After we claimed our table and ordered drinks, our friend R introduced us to a British man she fancied, who apparently frequented this pub. Introductions were made, and I have no idea how the subject came up, but we arrived at a place where he asked how old we all were, and I stupidly (and arrogantly) said, “Guess!”
(Look at how cocky she is, still high from weeks of people saying she looks too young to be an author!)
The look in his eyes was not encouraging, so I quickly changed my mind. “No, don’t guess. Don’t answer that!”
Too late. “Um, you’re thirty-eight?”
Perhaps it was because I was wearing my chunky new Mrs. Roper necklace—no doubt adding years to my ensemble. Perhaps it was the fact that I had just regaled him with the scintillating history of my family (which is what comes out of my mouth when you ask about the origins of my last name, it appears. “Riley—are you Irish?” “Yes, but my husband’s last name is actually an abbreviated version of a Norwegian family name, and let me tell you about my family genealogy because you don't look like you've had your weekly Bored in a Bar yet.”).
Taking the Mrs. Roper necklace for a test-drive.
You know, this is probably what did it, because after I wrapped up my little speech, he said, “Wow, you have a lot of time on your hands, don’t you?”
I bristled. “No, but I have smart and thoughtful relatives.”
So yes. Thirty-eight. Later, he defended his guess with, “I only thought you were older because of the maturity level you displayed in mixed company.” (I was one of the few at the table not making fun of his accent, smoking cigarettes through my nostrils, or rapping.) Or something like that. And hey, I got a free drink out of it, delivered with an encouraging, “This is guaranteed to take YEARS off you!”
But 38?? I know and love many thirty-eight year-olds, my husband included.
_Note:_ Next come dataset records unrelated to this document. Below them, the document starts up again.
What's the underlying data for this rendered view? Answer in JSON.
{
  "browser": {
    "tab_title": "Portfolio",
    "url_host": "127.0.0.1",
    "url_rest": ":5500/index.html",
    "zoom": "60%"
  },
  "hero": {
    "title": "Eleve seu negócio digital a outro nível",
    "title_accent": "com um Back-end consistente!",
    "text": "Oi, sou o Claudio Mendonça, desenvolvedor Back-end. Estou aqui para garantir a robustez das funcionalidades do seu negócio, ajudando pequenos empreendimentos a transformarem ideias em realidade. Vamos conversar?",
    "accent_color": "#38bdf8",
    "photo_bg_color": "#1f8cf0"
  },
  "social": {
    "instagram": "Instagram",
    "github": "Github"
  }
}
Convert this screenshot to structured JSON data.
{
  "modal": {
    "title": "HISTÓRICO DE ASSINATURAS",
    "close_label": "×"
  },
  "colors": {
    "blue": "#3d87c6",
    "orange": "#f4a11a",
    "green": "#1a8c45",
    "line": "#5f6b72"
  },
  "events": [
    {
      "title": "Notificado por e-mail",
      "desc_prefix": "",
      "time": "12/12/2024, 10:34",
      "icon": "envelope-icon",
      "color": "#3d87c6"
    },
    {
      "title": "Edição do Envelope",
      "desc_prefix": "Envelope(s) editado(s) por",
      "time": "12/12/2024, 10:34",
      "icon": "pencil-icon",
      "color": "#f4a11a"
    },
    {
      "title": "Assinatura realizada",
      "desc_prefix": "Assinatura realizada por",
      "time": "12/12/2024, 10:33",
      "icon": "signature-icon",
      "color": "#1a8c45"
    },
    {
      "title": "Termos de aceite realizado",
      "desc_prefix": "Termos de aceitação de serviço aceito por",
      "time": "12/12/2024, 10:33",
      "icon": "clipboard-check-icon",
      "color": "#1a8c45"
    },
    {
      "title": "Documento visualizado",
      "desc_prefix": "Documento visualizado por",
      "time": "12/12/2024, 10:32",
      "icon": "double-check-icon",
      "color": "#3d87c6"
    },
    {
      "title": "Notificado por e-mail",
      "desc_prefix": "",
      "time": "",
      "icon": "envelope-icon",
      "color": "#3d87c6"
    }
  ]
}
But I have many, many, MANY years to get there! Let’s not rush things, ‘k? (And stop laughing, J. I can define "many" however I want to!)
So this, plus the creepy old guy who kept demanding we play Molly Hatchet on the jukebox, put me in a mildly foul mood when one of my British friend’s ‘mates’ sidled up to me and slurred, “I consider myself something of a writer, too.”
Here we go.
“I write poetry. Here’s one I’ve been working on.”
He launched right into your classic rhyming ode to love, including stars and moonlight and a babbling brook and what have you, forgetting his lines and interrupting himself twice with, “No wait. Hold on. Just a minute. That’s not how it goes.”
He wrapped up his rather lengthy performance with, “I wrote it for my mother. So what do you think?”
He was expecting a little melting, a little swooning, someone a bit less ornery (due to the whole "Would you like a can of Ensure to go with those age spots?" bit and all).
Poor guy didn’t have a chance. I took a deep breath. “First of all,” I said, “I hate poetry that rhymes.”
“Well, it’s really not a poem, but more of a lyric. A song poem—”
“Dude? Listen. I’ve heard better poems written by third graders. I know you meant well, but this poem is really generic and tells me nothing about your mother. I totally think some boy already wrote it for me when I was eight.”
It was pretty brutal. But I would have been nicer had I not been feeling all crotchety and covered in liver spots. I'll write later in the week on my game plan for addressing this issue, plus my review of every wrinkle cream I've ever used. (Space permitting.)
For now, I will leave you with this photo of a broken coffee carafe that greeted us at the dive diner we stuffed our faces at the following morning. (Yes, it came with the plastic 'heat-saving' cup insert. Ingenious!)
(Off-camera, to the left: a father and husband wearing South Park pajama bottoms. I would have taken a picture of that too, if I felt I could have gotten away with it.)